The post of foreign minister, among the most influential cabinet jobs, goes to Antonia Urrejola, former president of the Organization of American States’s Inter-American Commission on Human Rights. Maya Fernández Allende, whose grandfather Salvador Allende was ousted in a military coup d’état in 1973, will oversee the formerly male-dominated Ministry of Defense. Finally, leading Chile’s ambitious response to the climate crisis will be Maisa Rojas, an internationally recognized climate scientist and lead author of the latest Intergovernmental Panel on Climate Change comprehensive report.

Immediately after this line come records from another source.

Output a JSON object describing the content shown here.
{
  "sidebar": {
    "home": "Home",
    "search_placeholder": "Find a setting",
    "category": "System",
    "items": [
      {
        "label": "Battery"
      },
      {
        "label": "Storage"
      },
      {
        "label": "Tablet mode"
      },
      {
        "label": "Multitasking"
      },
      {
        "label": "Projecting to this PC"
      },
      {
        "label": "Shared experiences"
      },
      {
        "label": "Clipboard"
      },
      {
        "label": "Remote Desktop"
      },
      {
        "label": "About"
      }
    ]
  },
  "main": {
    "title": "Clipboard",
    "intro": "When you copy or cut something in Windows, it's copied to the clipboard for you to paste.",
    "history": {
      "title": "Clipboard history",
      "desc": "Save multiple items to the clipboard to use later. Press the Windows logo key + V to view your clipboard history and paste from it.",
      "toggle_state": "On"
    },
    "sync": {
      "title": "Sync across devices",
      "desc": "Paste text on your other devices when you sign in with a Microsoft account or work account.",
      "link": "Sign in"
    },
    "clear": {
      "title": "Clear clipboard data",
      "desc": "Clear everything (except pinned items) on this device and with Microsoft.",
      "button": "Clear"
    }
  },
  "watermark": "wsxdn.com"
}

Boric selected Mario Marcel, governor of Chile’s Central Bank, as finance minister. But a woman, former Antofagasta Mayor Marcela Hernando, will oversee Chile’s vast mining sector, which accounted for 12.5 percent of GDP and nearly half of exports in 2020.

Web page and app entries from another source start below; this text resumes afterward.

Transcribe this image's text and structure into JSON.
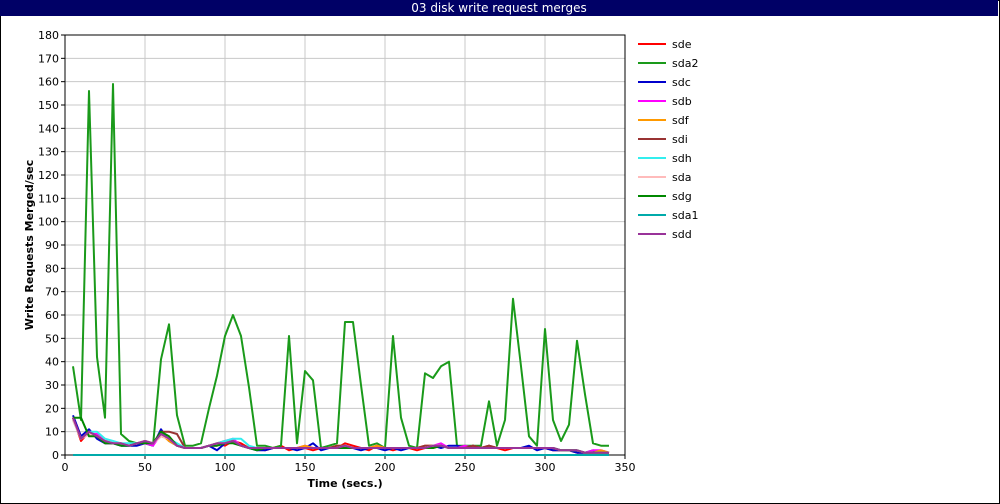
{
  "chart_data": {
    "type": "line",
    "title": "03 disk write request merges",
    "xlabel": "Time (secs.)",
    "ylabel": "Write Requests Merged/sec",
    "xlim": [
      0,
      350
    ],
    "ylim": [
      0,
      180
    ],
    "xticks": [
      0,
      50,
      100,
      150,
      200,
      250,
      300,
      350
    ],
    "yticks": [
      0,
      10,
      20,
      30,
      40,
      50,
      60,
      70,
      80,
      90,
      100,
      110,
      120,
      130,
      140,
      150,
      160,
      170,
      180
    ],
    "grid": true,
    "legend_position": "right",
    "x": [
      5,
      10,
      15,
      20,
      25,
      30,
      35,
      40,
      45,
      50,
      55,
      60,
      65,
      70,
      75,
      80,
      85,
      90,
      95,
      100,
      105,
      110,
      115,
      120,
      125,
      130,
      135,
      140,
      145,
      150,
      155,
      160,
      165,
      170,
      175,
      180,
      185,
      190,
      195,
      200,
      205,
      210,
      215,
      220,
      225,
      230,
      235,
      240,
      245,
      250,
      255,
      260,
      265,
      270,
      275,
      280,
      285,
      290,
      295,
      300,
      305,
      310,
      315,
      320,
      325,
      330,
      335,
      340
    ],
    "series": [
      {
        "name": "sde",
        "color": "#ff0000",
        "values": [
          16,
          6,
          10,
          8,
          5,
          5,
          5,
          4,
          5,
          6,
          5,
          8,
          7,
          4,
          3,
          3,
          3,
          4,
          5,
          4,
          6,
          5,
          3,
          3,
          2,
          3,
          4,
          2,
          3,
          3,
          2,
          3,
          3,
          3,
          5,
          4,
          3,
          2,
          4,
          3,
          2,
          3,
          3,
          2,
          3,
          3,
          4,
          3,
          3,
          3,
          4,
          3,
          3,
          3,
          2,
          3,
          3,
          3,
          3,
          3,
          2,
          2,
          2,
          1,
          1,
          1,
          2,
          1
        ]
      },
      {
        "name": "sda2",
        "color": "#1a9a1a",
        "values": [
          38,
          15,
          156,
          42,
          16,
          159,
          9,
          6,
          5,
          5,
          4,
          41,
          56,
          17,
          4,
          4,
          5,
          20,
          34,
          51,
          60,
          51,
          29,
          4,
          4,
          3,
          4,
          51,
          5,
          36,
          32,
          3,
          4,
          5,
          57,
          57,
          30,
          4,
          5,
          3,
          51,
          16,
          4,
          3,
          35,
          33,
          38,
          40,
          4,
          4,
          4,
          4,
          23,
          4,
          15,
          67,
          38,
          8,
          4,
          54,
          15,
          6,
          13,
          49,
          26,
          5,
          4,
          4
        ]
      },
      {
        "name": "sdc",
        "color": "#0000cc",
        "values": [
          17,
          8,
          11,
          7,
          5,
          5,
          4,
          4,
          4,
          5,
          4,
          11,
          6,
          4,
          3,
          3,
          3,
          4,
          2,
          5,
          6,
          4,
          3,
          2,
          2,
          3,
          3,
          3,
          2,
          3,
          5,
          2,
          3,
          3,
          3,
          3,
          2,
          3,
          3,
          2,
          3,
          2,
          3,
          3,
          3,
          4,
          3,
          4,
          4,
          3,
          4,
          3,
          4,
          3,
          3,
          3,
          3,
          4,
          2,
          3,
          2,
          2,
          2,
          1,
          1,
          2,
          1,
          1
        ]
      },
      {
        "name": "sdb",
        "color": "#ff00ff",
        "values": [
          16,
          7,
          9,
          9,
          6,
          5,
          5,
          4,
          5,
          5,
          4,
          9,
          7,
          4,
          3,
          3,
          3,
          4,
          4,
          6,
          7,
          4,
          3,
          3,
          3,
          3,
          3,
          3,
          3,
          4,
          3,
          3,
          3,
          3,
          4,
          3,
          3,
          3,
          4,
          3,
          3,
          3,
          3,
          3,
          4,
          4,
          5,
          3,
          3,
          4,
          3,
          3,
          4,
          3,
          3,
          3,
          3,
          3,
          3,
          3,
          3,
          2,
          2,
          2,
          1,
          2,
          2,
          1
        ]
      },
      {
        "name": "sdf",
        "color": "#ff9900",
        "values": [
          15,
          7,
          10,
          8,
          6,
          5,
          5,
          4,
          5,
          6,
          5,
          9,
          6,
          4,
          3,
          3,
          3,
          4,
          5,
          5,
          6,
          4,
          3,
          3,
          3,
          3,
          3,
          3,
          3,
          4,
          3,
          3,
          3,
          4,
          4,
          3,
          3,
          3,
          4,
          3,
          3,
          3,
          3,
          3,
          4,
          4,
          4,
          3,
          3,
          3,
          4,
          3,
          4,
          3,
          3,
          3,
          3,
          3,
          3,
          3,
          3,
          2,
          2,
          2,
          1,
          1,
          2,
          1
        ]
      },
      {
        "name": "sdi",
        "color": "#993333",
        "values": [
          16,
          7,
          10,
          8,
          6,
          5,
          5,
          4,
          5,
          6,
          5,
          10,
          10,
          9,
          3,
          3,
          3,
          4,
          5,
          6,
          6,
          4,
          3,
          3,
          3,
          3,
          3,
          3,
          3,
          3,
          3,
          3,
          3,
          4,
          4,
          3,
          3,
          3,
          3,
          3,
          3,
          3,
          3,
          3,
          4,
          4,
          4,
          3,
          3,
          3,
          4,
          3,
          4,
          3,
          3,
          3,
          3,
          3,
          3,
          3,
          3,
          2,
          2,
          2,
          1,
          1,
          1,
          1
        ]
      },
      {
        "name": "sdh",
        "color": "#33eeee",
        "values": [
          15,
          7,
          10,
          10,
          7,
          6,
          5,
          5,
          5,
          6,
          5,
          9,
          7,
          5,
          3,
          3,
          3,
          4,
          5,
          6,
          7,
          7,
          4,
          3,
          3,
          3,
          3,
          3,
          3,
          3,
          3,
          3,
          3,
          3,
          4,
          3,
          3,
          3,
          3,
          3,
          3,
          3,
          3,
          3,
          3,
          4,
          4,
          3,
          3,
          3,
          3,
          3,
          3,
          3,
          3,
          3,
          3,
          3,
          3,
          3,
          3,
          2,
          2,
          2,
          1,
          1,
          1,
          1
        ]
      },
      {
        "name": "sda",
        "color": "#ffbbbb",
        "values": [
          15,
          7,
          9,
          8,
          6,
          5,
          5,
          4,
          5,
          6,
          5,
          8,
          7,
          4,
          3,
          3,
          3,
          4,
          5,
          5,
          6,
          4,
          3,
          3,
          3,
          3,
          3,
          3,
          3,
          3,
          3,
          3,
          3,
          3,
          4,
          3,
          3,
          3,
          3,
          3,
          3,
          3,
          3,
          3,
          3,
          4,
          4,
          3,
          3,
          3,
          3,
          3,
          3,
          3,
          3,
          3,
          3,
          3,
          3,
          3,
          3,
          2,
          2,
          2,
          1,
          1,
          1,
          1
        ]
      },
      {
        "name": "sdg",
        "color": "#008800",
        "values": [
          16,
          16,
          8,
          8,
          5,
          5,
          4,
          4,
          5,
          5,
          5,
          10,
          8,
          4,
          3,
          3,
          3,
          4,
          4,
          5,
          5,
          4,
          3,
          2,
          3,
          3,
          3,
          3,
          3,
          3,
          3,
          3,
          3,
          3,
          3,
          3,
          3,
          3,
          3,
          3,
          3,
          3,
          3,
          3,
          3,
          3,
          4,
          3,
          3,
          3,
          3,
          3,
          3,
          3,
          3,
          3,
          3,
          3,
          3,
          3,
          3,
          2,
          2,
          2,
          1,
          1,
          1,
          1
        ]
      },
      {
        "name": "sda1",
        "color": "#00aaaa",
        "values": [
          0,
          0,
          0,
          0,
          0,
          0,
          0,
          0,
          0,
          0,
          0,
          0,
          0,
          0,
          0,
          0,
          0,
          0,
          0,
          0,
          0,
          0,
          0,
          0,
          0,
          0,
          0,
          0,
          0,
          0,
          0,
          0,
          0,
          0,
          0,
          0,
          0,
          0,
          0,
          0,
          0,
          0,
          0,
          0,
          0,
          0,
          0,
          0,
          0,
          0,
          0,
          0,
          0,
          0,
          0,
          0,
          0,
          0,
          0,
          0,
          0,
          0,
          0,
          0,
          0,
          0,
          0,
          0
        ]
      },
      {
        "name": "sdd",
        "color": "#993399",
        "values": [
          16,
          7,
          10,
          8,
          6,
          5,
          5,
          4,
          5,
          6,
          5,
          9,
          7,
          4,
          3,
          3,
          3,
          4,
          5,
          5,
          6,
          4,
          3,
          3,
          3,
          3,
          3,
          3,
          3,
          3,
          3,
          3,
          3,
          3,
          4,
          3,
          3,
          3,
          3,
          3,
          3,
          3,
          3,
          3,
          3,
          4,
          4,
          3,
          3,
          3,
          3,
          3,
          3,
          3,
          3,
          3,
          3,
          3,
          3,
          3,
          3,
          2,
          2,
          2,
          1,
          1,
          1,
          1
        ]
      }
    ]
  }
}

Latin American Program

The Wilson Center’s prestigious Latin American Program provides non-partisan expertise to a broad community of decision makers in the United States and Latin America on critical policy issues facing the Hemisphere. The Program provides insightful and actionable research for policymakers, private sector leaders, journalists, and public intellectuals in the United States and Latin America. To bridge the gap between scholarship and policy action, it fosters new inquiry, sponsors high-level public and private meetings among multiple stakeholders, and explores policy options to improve outcomes for citizens throughout the Americas. Drawing on the Wilson Center’s strength as the nation’s key non-partisan policy forum, the Program serves as a trusted source of analysis and a vital point of contact between the worlds of scholarship and action.  Read more